● Task description
Within the records, how many lines hold the word "value"? State that number alone.

================================

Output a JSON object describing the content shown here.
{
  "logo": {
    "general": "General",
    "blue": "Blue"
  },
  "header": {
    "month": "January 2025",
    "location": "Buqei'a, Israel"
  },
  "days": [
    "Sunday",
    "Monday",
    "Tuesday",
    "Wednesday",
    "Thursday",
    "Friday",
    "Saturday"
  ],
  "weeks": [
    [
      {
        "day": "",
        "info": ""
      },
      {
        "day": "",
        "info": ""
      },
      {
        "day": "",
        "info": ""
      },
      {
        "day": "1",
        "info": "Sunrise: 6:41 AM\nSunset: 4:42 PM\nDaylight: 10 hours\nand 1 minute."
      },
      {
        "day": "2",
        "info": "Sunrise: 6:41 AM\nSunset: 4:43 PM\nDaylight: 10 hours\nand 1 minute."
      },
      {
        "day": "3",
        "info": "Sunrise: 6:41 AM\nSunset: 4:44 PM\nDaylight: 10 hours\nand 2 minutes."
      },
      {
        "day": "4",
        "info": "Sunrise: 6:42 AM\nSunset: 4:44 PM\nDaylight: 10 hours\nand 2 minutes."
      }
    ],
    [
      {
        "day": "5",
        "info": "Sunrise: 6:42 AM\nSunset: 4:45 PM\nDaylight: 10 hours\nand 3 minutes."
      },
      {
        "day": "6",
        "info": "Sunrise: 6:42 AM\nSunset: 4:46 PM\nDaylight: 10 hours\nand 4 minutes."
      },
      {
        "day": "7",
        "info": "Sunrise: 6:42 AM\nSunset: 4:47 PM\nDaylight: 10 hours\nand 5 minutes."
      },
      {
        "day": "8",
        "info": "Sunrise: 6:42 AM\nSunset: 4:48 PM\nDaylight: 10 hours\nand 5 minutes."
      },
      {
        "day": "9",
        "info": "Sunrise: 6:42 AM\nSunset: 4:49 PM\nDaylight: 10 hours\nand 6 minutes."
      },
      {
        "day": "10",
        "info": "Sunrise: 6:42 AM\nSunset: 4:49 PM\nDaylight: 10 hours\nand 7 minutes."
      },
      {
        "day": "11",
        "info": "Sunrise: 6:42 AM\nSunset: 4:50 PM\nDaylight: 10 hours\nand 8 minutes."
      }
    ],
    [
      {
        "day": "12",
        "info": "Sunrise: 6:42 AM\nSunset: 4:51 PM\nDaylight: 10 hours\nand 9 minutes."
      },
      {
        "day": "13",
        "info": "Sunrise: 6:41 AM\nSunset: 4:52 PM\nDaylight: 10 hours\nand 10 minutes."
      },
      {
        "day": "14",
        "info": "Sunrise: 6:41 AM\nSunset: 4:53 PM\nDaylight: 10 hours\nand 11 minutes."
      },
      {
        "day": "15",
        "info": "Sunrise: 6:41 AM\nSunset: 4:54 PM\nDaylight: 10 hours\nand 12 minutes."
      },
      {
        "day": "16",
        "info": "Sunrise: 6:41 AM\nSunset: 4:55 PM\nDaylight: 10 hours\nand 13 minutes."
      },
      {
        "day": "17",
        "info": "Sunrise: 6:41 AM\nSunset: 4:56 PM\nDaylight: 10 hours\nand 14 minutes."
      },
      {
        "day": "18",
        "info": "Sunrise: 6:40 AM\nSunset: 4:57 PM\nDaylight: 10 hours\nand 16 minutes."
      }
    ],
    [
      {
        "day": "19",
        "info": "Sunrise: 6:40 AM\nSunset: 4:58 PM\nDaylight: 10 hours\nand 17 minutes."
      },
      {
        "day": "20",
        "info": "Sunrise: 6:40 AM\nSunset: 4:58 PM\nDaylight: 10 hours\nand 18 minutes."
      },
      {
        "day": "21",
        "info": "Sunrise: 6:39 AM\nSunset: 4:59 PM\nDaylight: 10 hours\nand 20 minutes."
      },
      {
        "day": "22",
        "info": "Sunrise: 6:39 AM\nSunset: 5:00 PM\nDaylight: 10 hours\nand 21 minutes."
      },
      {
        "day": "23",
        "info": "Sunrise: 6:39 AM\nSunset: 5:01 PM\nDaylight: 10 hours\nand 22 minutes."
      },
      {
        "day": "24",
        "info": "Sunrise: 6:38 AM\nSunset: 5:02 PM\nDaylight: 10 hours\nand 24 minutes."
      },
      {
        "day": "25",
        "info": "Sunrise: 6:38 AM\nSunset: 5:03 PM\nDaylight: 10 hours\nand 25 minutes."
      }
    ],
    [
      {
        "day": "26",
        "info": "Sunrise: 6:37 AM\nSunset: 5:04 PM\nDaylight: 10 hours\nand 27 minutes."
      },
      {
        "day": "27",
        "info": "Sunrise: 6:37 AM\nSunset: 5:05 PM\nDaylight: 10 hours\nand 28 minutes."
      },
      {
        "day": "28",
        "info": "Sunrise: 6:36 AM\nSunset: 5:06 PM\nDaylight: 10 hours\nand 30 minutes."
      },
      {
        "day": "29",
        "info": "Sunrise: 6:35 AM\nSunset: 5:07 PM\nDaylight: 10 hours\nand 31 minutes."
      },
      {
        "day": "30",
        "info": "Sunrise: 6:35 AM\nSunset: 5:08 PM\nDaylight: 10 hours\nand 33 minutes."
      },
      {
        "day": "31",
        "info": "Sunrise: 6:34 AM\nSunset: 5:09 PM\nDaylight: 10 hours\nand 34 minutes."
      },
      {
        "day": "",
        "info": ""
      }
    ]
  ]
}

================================

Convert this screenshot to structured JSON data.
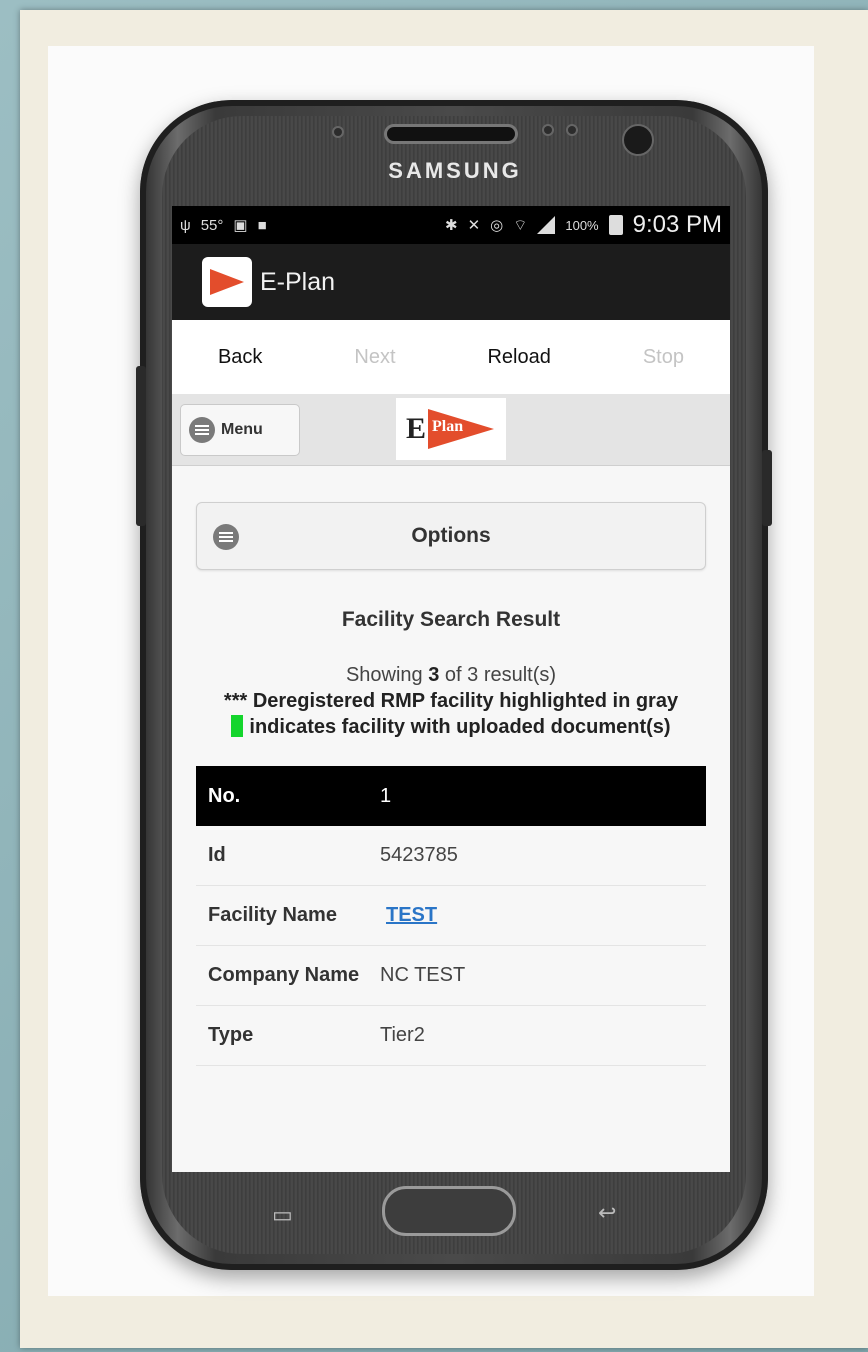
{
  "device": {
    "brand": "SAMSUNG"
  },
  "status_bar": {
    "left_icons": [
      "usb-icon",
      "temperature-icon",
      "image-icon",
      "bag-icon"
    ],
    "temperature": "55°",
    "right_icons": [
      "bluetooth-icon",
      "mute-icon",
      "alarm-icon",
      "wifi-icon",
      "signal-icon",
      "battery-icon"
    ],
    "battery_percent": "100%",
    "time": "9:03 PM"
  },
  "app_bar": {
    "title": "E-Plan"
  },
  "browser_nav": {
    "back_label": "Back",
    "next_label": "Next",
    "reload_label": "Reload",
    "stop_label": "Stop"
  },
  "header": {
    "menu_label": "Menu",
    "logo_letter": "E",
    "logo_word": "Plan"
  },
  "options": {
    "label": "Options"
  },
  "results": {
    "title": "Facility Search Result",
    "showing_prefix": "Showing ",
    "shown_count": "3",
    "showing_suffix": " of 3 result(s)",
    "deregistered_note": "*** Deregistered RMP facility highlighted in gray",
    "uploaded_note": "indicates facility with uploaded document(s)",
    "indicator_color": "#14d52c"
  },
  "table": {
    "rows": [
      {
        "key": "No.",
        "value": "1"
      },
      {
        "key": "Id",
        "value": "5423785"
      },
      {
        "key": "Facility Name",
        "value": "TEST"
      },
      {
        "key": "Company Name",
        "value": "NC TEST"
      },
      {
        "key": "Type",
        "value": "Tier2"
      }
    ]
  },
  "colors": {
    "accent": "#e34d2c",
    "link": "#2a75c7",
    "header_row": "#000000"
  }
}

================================

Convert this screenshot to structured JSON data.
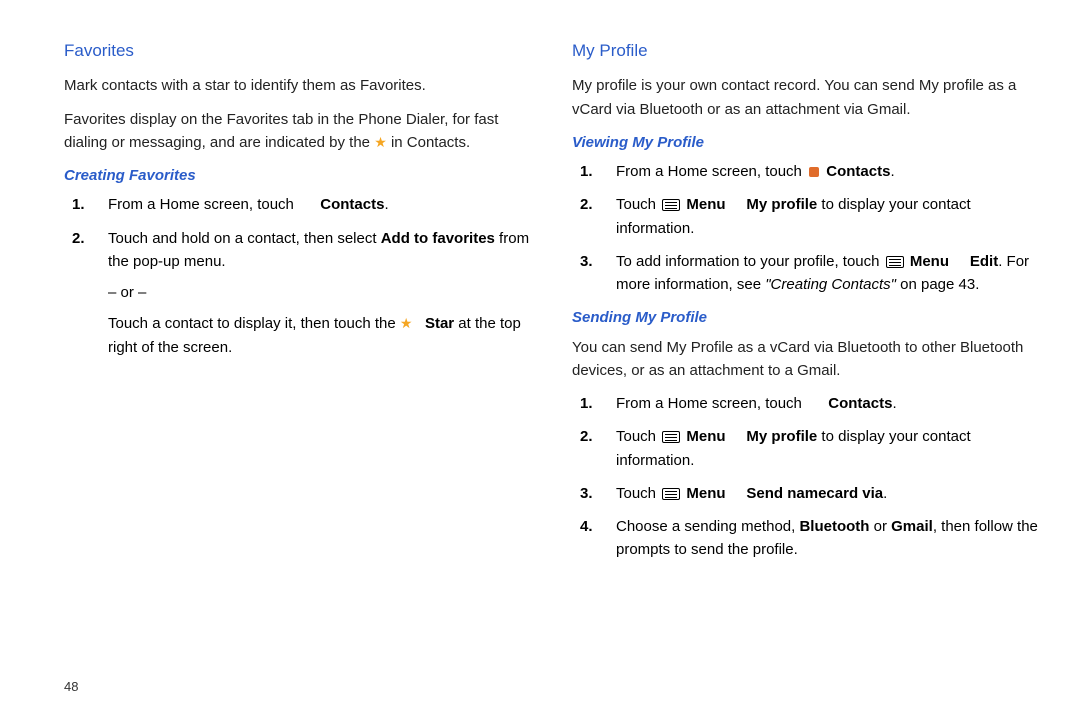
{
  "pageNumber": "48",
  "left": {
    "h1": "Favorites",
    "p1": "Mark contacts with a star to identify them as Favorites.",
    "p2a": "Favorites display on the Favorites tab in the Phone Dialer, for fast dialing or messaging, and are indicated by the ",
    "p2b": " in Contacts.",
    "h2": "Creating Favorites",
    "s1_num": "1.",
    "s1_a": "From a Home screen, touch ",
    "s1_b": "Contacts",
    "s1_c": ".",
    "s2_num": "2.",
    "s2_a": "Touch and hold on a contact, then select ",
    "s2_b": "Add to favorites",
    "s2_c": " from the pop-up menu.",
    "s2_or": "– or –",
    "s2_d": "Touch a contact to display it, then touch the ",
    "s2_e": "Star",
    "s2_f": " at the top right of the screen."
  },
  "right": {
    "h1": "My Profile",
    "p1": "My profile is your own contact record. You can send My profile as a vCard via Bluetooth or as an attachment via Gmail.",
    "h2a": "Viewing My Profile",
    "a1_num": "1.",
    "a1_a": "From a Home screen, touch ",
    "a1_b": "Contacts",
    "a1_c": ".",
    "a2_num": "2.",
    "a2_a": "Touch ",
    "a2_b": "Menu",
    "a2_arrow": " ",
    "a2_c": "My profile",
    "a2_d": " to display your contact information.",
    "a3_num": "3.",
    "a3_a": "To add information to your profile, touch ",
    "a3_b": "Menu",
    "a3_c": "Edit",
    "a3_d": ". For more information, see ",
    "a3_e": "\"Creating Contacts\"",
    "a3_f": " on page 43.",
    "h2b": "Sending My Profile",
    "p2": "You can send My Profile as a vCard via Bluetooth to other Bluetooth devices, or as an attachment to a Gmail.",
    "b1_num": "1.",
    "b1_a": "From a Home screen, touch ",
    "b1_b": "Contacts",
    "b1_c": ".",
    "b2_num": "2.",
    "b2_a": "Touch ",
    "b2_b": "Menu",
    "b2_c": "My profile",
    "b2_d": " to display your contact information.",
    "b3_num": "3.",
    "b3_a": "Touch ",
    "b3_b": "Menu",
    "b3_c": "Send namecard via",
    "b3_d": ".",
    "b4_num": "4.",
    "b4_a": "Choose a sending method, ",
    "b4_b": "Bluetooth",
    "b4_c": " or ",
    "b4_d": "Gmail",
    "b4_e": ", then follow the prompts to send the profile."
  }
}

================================

● Solution to the problem
5